A very clear and interesting case of this is that in which I shut my eyes and write something. I can say what I am writing. And what I say I am writing will almost always in fact appear on the paper. Now here it is clear that my capacity to say what is written is not derived from any observation. In practice of course what I write will very likely not go on being very legible if I don’t use my eyes. But isn’t the role of all our observation-knowledge in knowing what we are doing like the role of the eyes in producing successful writing? That is to say, once given that we have knowledge or opinion about the matter in which we perform intentional actions, our observation is merely an aid. [Anscombe 2000: 53]
Whether this successful preserves the idea that one can have practical knowledge of an intentional action which is identical to knowledge of a worldly happening is not clear.
McDowell does not discuss the interpretation of Thompson and Haddock but does, like them. aim to redeem Anscombe’s idea that practical knowledge is both a distinct form – which is the cause of what is known – whilst also being knowledge of actual events. He suggests that the solution is a form of disjunctivism.
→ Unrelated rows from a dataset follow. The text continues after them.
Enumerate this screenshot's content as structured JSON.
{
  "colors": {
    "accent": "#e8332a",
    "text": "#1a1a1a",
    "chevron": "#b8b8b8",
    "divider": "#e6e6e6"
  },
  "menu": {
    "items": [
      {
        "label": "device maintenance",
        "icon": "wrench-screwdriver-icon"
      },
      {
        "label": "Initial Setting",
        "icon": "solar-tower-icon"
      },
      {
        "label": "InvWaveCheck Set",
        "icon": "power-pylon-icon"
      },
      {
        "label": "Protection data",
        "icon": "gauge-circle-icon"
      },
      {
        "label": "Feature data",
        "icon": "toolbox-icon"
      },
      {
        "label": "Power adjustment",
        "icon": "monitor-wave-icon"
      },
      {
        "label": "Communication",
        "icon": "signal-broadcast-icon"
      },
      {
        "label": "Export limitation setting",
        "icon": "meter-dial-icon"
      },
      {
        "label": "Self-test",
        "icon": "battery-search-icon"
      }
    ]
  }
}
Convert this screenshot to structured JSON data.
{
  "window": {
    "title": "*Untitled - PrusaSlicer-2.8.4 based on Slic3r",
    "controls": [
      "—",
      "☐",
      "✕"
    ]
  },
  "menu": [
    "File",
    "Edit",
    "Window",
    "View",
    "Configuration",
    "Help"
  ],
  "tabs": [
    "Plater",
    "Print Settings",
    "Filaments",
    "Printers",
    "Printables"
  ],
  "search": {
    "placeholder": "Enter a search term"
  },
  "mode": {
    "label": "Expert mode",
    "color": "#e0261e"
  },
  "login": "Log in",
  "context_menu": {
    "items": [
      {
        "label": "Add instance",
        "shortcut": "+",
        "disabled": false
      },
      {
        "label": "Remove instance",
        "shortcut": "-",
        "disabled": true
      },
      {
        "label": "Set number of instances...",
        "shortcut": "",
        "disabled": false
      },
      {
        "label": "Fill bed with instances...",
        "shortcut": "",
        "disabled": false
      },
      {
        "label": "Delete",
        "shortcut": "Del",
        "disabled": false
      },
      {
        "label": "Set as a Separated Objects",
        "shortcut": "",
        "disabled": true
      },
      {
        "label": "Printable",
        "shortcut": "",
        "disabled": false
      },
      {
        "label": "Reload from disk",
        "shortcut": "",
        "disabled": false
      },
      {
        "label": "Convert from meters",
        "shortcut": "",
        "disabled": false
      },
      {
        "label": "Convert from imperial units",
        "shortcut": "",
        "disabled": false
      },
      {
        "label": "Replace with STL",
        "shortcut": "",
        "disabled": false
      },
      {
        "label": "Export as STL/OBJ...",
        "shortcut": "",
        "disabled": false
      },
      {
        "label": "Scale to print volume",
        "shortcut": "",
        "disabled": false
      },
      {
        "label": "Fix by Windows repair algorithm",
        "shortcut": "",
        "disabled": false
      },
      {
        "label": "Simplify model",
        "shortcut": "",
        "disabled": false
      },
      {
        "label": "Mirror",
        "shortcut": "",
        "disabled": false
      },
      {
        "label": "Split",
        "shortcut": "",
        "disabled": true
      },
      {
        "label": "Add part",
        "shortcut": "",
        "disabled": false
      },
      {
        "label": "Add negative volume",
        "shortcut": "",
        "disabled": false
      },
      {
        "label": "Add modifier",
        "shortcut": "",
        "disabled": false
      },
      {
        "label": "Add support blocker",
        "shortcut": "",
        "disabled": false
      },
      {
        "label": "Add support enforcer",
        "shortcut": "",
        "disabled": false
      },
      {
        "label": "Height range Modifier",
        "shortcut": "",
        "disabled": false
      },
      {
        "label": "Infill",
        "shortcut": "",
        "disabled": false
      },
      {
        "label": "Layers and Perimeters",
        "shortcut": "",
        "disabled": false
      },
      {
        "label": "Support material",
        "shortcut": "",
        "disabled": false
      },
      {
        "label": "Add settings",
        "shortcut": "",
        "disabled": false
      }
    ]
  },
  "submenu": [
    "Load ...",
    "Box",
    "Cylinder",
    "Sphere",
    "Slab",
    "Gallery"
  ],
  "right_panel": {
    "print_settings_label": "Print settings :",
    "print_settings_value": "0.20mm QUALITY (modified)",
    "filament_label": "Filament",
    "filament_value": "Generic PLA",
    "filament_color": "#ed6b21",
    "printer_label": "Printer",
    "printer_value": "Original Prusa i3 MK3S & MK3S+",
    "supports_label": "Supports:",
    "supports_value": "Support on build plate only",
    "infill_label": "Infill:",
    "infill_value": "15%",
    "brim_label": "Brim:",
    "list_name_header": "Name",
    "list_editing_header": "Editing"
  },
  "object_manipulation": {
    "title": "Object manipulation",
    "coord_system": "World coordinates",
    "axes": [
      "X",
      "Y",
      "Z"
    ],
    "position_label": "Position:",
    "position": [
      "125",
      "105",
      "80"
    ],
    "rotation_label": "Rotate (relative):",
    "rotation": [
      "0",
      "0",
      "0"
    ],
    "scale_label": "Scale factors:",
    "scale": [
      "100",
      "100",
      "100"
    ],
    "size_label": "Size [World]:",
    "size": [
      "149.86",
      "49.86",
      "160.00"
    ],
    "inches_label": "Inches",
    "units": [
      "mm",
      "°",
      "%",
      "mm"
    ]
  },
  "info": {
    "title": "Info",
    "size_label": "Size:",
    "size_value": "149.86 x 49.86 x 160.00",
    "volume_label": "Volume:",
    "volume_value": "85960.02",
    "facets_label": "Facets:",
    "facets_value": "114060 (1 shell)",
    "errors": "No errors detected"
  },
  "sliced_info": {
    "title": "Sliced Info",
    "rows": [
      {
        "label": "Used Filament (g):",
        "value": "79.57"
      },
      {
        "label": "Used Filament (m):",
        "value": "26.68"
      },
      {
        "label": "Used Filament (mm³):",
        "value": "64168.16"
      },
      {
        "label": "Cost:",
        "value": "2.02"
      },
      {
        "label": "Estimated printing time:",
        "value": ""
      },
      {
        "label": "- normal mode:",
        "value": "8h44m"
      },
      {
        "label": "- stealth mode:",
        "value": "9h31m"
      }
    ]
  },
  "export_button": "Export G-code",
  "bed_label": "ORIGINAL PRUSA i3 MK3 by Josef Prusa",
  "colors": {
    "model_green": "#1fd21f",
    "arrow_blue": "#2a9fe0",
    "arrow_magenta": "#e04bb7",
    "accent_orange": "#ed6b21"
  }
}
There is a clear parallel here with the case of perceptual knowledge discussed in chapters 5 and 6 above. There, the idea that perception can ground empirical knowledge seems to be in tension with the fact that apparent perceptions can be misleading. In that case, McDowell’s favoured conclusion is that experience can take two forms. It can either be a veridical case of taking in some environmental fact in which case what one experiences, coupled with suitable conceptual resources, is sufficient for knowledge. On the other hand, it can be a misleading experience which merely seems to be of the relevant fact. In such a case, what seems to be a ground for knowledge is not. The conclusion to be resisted, however, is that the most experience can provide is a highest common factor of the two cases. If that were the case, direct perceptual knowledge would never be possible because experience would never provide a warrant which was incompatible with the falsity of the claim it seemed to support. Hence disjunctivism about perceptual warrant or justification. Roughly, experiences either take in the facts they seem to, or they do not. If they do: that is enough – given suitable conceptual capacities – for knowledge. The question of how one knows which disjunct one inhabits is a distinct question that need not be answered to enjoy perceptual warrant in the first place.
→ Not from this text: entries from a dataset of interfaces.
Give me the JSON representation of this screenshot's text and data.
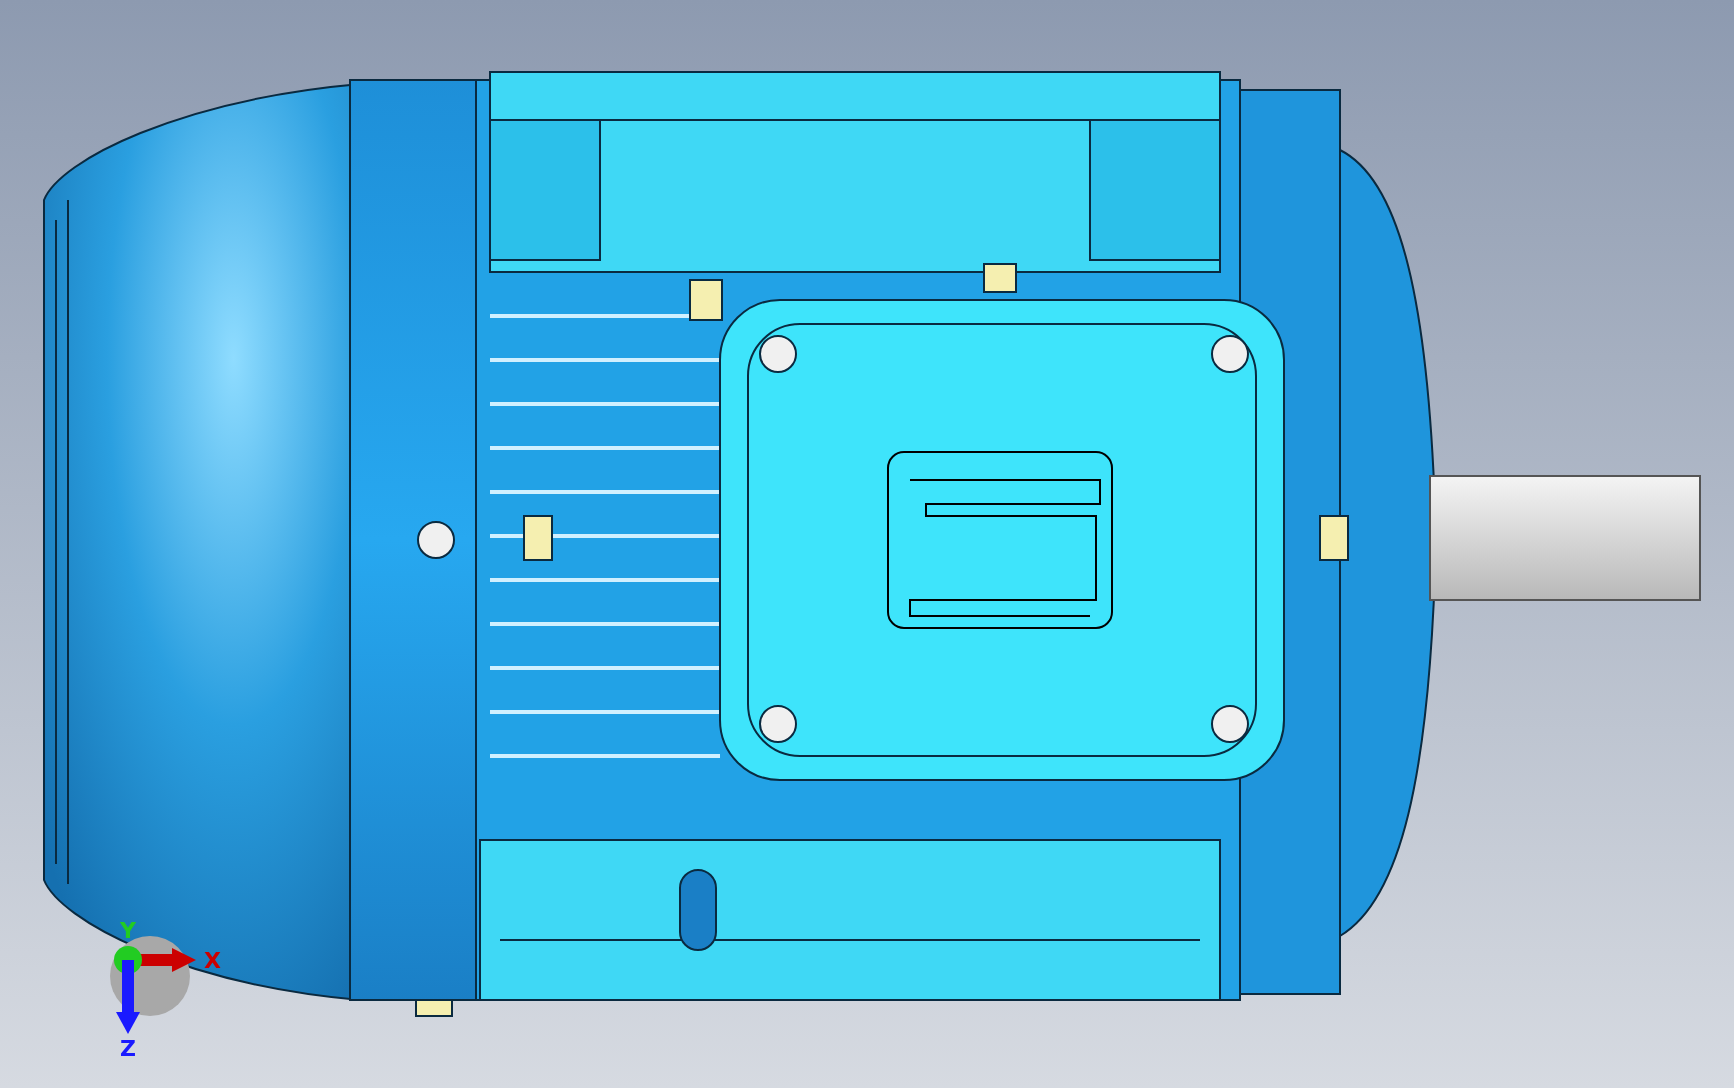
{
  "viewport": {
    "triad": {
      "axes": [
        {
          "label": "X",
          "kind": "right",
          "color": "#cc0000"
        },
        {
          "label": "Y",
          "kind": "up",
          "color": "#22cc22"
        },
        {
          "label": "Z",
          "kind": "down",
          "color": "#1a1aff"
        }
      ]
    }
  }
}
Without developing such an account, McDowell suggests that the right response to the case of the broken chalk is a form of disjunctivism about practical knowledge. In the good disjunct, the fact that one formed an intention to act is sufficient for practical knowledge of what is happening even if such a capacity is, like perceptual knowledge, fallible.
This section and the one before have outlined McDowell’s account of action which draws heavily on Anscombe’s neo-Aristotelian account in Intention and O’Shaughnessy’s dual aspect account of the will, extended by McDowell to cover the case of intentional action. The result is a picture of action and intention in action as conceptual through and through and thus offering a close parallel with the account of perceptual experience set out in Mind and World. In the final section of this chapter I will assess the charge that both aspects threaten to introduce a detached distance between the world, both perceived and acted within, and rational human subjects.